Reading time ( words)
In high-tech manufacturing, the use of sub-standard components can be catastrophic. There is no greater need for quality control than in PCBs, as they are only as good as the components installed on them; therein lies the problem. Some components shipped to manufacturers are counterfeit!
But first, let me define counterfeit. One dictionary defines counterfeit as “made in the imitation of something else with the intent to deceive.” Companies that copy a designer handbag down to the smallest detail and sell it as genuine are guilty of this definition. It is seen in everything from art to wristwatches. However, there is a gray area when it comes to circuit board components. Any part sold without disclosure to its age and origin are, by the above definition, counterfeit. Some may dispute this claim, stating that the component is old but not fake. However, any sale without complete disclosure falls into this category by sheer misrepresentation.
Granted, any part installed in the past will eventually become obsolete. To replace these parts, manufacturers have no choice but to source them wherever they can find them. Aeronautics and military applications are especially in need, as many fighter jets and passenger planes are in service for many years. In cases like this, the industry has no choice but to search for replacement parts through alternative sources. In these specific cases, buyers make all attempts to locate parts through reputable sellers of used or refurbished components. That adds to the ongoing confusion of what is, and is not, counterfeit. Because most of these parts originate outside of the United States, it is a gamble whenever buyers order any components for technology, old or new.
Thus, counterfeit parts show up in virtually every industry. Though strides are taken to prevent them from entering the market, it is impossible to catch them all. Even supposed reliable sources are not immune to this deception and often mix counterfeit parts with genuine components to “pad” a shipment. These substandard parts can cause problems in product performance and reliability as well as pose possible safety risks. But why do suppliers practice this deception? The answer is money, of course. If you consider a part has a value of $90, and there are 1,000 parts to a shipment, even a small percentage of “padding” can net a supplier hundreds of dollars from a single order.
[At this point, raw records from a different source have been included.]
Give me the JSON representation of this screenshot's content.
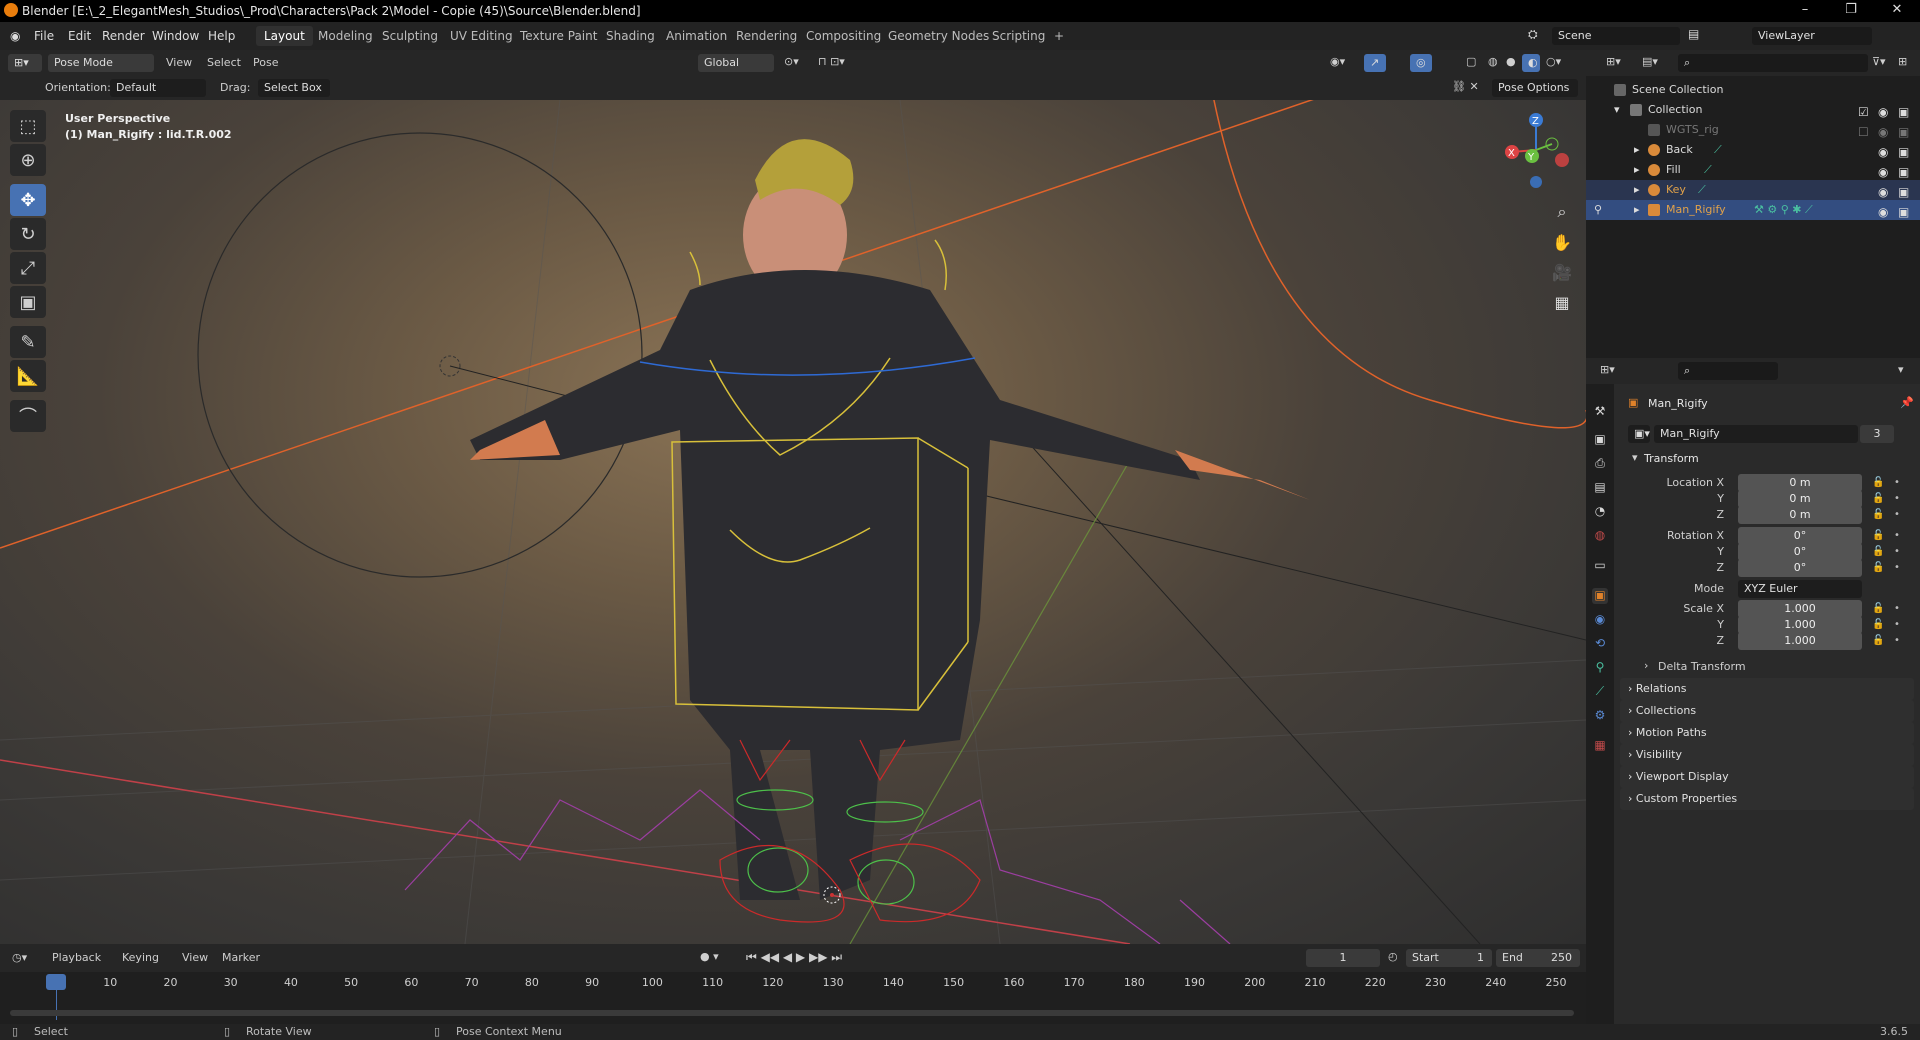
{
  "titlebar": {
    "title": "Blender [E:\\_2_ElegantMesh_Studios\\_Prod\\Characters\\Pack 2\\Model - Copie (45)\\Source\\Blender.blend]",
    "minimize": "–",
    "maximize": "❐",
    "close": "✕"
  },
  "menubar": {
    "items": [
      "File",
      "Edit",
      "Render",
      "Window",
      "Help"
    ]
  },
  "workspaces": {
    "tabs": [
      "Layout",
      "Modeling",
      "Sculpting",
      "UV Editing",
      "Texture Paint",
      "Shading",
      "Animation",
      "Rendering",
      "Compositing",
      "Geometry Nodes",
      "Scripting"
    ],
    "active": "Layout",
    "add": "+"
  },
  "scene": {
    "name": "Scene",
    "viewlayer": "ViewLayer"
  },
  "viewport_header": {
    "mode": "Pose Mode",
    "view": "View",
    "select": "Select",
    "pose": "Pose",
    "transform_orientation": "Global",
    "orientation_label": "Orientation:",
    "orientation_value": "Default",
    "drag_label": "Drag:",
    "drag_value": "Select Box",
    "pose_options": "Pose Options"
  },
  "viewport": {
    "perspective": "User Perspective",
    "object_info": "(1) Man_Rigify : lid.T.R.002",
    "gizmo": {
      "x": "X",
      "y": "Y",
      "z": "Z"
    }
  },
  "tools": [
    "select-box",
    "cursor",
    "move",
    "rotate",
    "scale",
    "transform",
    "annotate",
    "measure",
    "bone-roll"
  ],
  "timeline": {
    "playback": "Playback",
    "keying": "Keying",
    "view": "View",
    "marker": "Marker",
    "current_frame": "1",
    "start_label": "Start",
    "start": "1",
    "end_label": "End",
    "end": "250",
    "ticks": [
      "1",
      "10",
      "20",
      "30",
      "40",
      "50",
      "60",
      "70",
      "80",
      "90",
      "100",
      "110",
      "120",
      "130",
      "140",
      "150",
      "160",
      "170",
      "180",
      "190",
      "200",
      "210",
      "220",
      "230",
      "240",
      "250"
    ]
  },
  "statusbar": {
    "select": "Select",
    "rotate": "Rotate View",
    "context": "Pose Context Menu",
    "version": "3.6.5"
  },
  "outliner": {
    "scene_collection": "Scene Collection",
    "rows": [
      {
        "label": "Collection",
        "indent": 1
      },
      {
        "label": "WGTS_rig",
        "indent": 2
      },
      {
        "label": "Back",
        "indent": 2
      },
      {
        "label": "Fill",
        "indent": 2
      },
      {
        "label": "Key",
        "indent": 2
      },
      {
        "label": "Man_Rigify",
        "indent": 2
      }
    ]
  },
  "properties": {
    "object_name": "Man_Rigify",
    "data_name": "Man_Rigify",
    "users": "3",
    "transform_header": "Transform",
    "location": {
      "label_x": "Location X",
      "label_y": "Y",
      "label_z": "Z",
      "x": "0 m",
      "y": "0 m",
      "z": "0 m"
    },
    "rotation": {
      "label_x": "Rotation X",
      "label_y": "Y",
      "label_z": "Z",
      "x": "0°",
      "y": "0°",
      "z": "0°"
    },
    "mode_label": "Mode",
    "mode": "XYZ Euler",
    "scale": {
      "label_x": "Scale X",
      "label_y": "Y",
      "label_z": "Z",
      "x": "1.000",
      "y": "1.000",
      "z": "1.000"
    },
    "delta": "Delta Transform",
    "panels": [
      "Relations",
      "Collections",
      "Motion Paths",
      "Visibility",
      "Viewport Display",
      "Custom Properties"
    ]
  },
  "colors": {
    "accent": "#4772b3",
    "selection": "#334d80",
    "key_light": "#e0a14a",
    "armature_yellow": "#d8c03a"
  }
}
Once an order arrives, manufacturers do make efforts to sort out the good from the bad and perform secondary inspections before installation. But how is that done with 100% accuracy? It’s not easy. Many components are encased or flush-mounted, so a visual inspection is nearly impossible. Counterfeiters go to great lengths to try and pass off these false items, down to matching serial numbers and identification markings. Current estimates for the annual loss to the electronics industry due to counterfeit components is north of $5 billion.
With numbers that high, it is not surprising that criminal enterprises are getting more and more sophisticated in their attempts to cash in on counterfeit parts. In the past, efforts to detect these counterfeits were not very effective. Testing performed a few years ago proved this when cases of components were intentionally shipped to five testing facilities that included a mix of genuine and counterfeit parts. The average miss of the bad parts was one out of five. If those components were headed for the military or a major airline, failure of one component could have disastrous consequences.
Therefore, the best solution is to implement a standard operating procedure (SOP) to detect counterfeit electronic components before installation. Working with a quality control partner ensures these risks are mitigated, which is where X-ray has proven to be invaluable. X-ray technology has evolved to a level where specialty machines scan individual parts, or reels, to be counted with specialty software. More important than merely counting, this software will alert a technician when an anomaly is discovered so that counterfeit parts can be identified. Due to the evolution of this software, many of these machines have as good as a 99.9% accuracy rate in finding suspect parts.
This is important because no matter how well a device is designed and manufactured, it is only as good as the components that make it work. If these parts underperform or break, the overall performance of the unit is compromised or, even worse, fails. That is not as much of a problem with a stereo system, for example, but in aerospace, military, and medical applications, a device malfunction can be deadly.
By utilizing X-ray technology, manufacturers can greatly reduce the doubt over the component’s authenticity. Taking such precautions will help guarantee product meets safety standards and avoid the chance of safety risks to a company's workers, customers, and others who handle them.
Dr. Bill Cardoso is CEO of Creative Electron.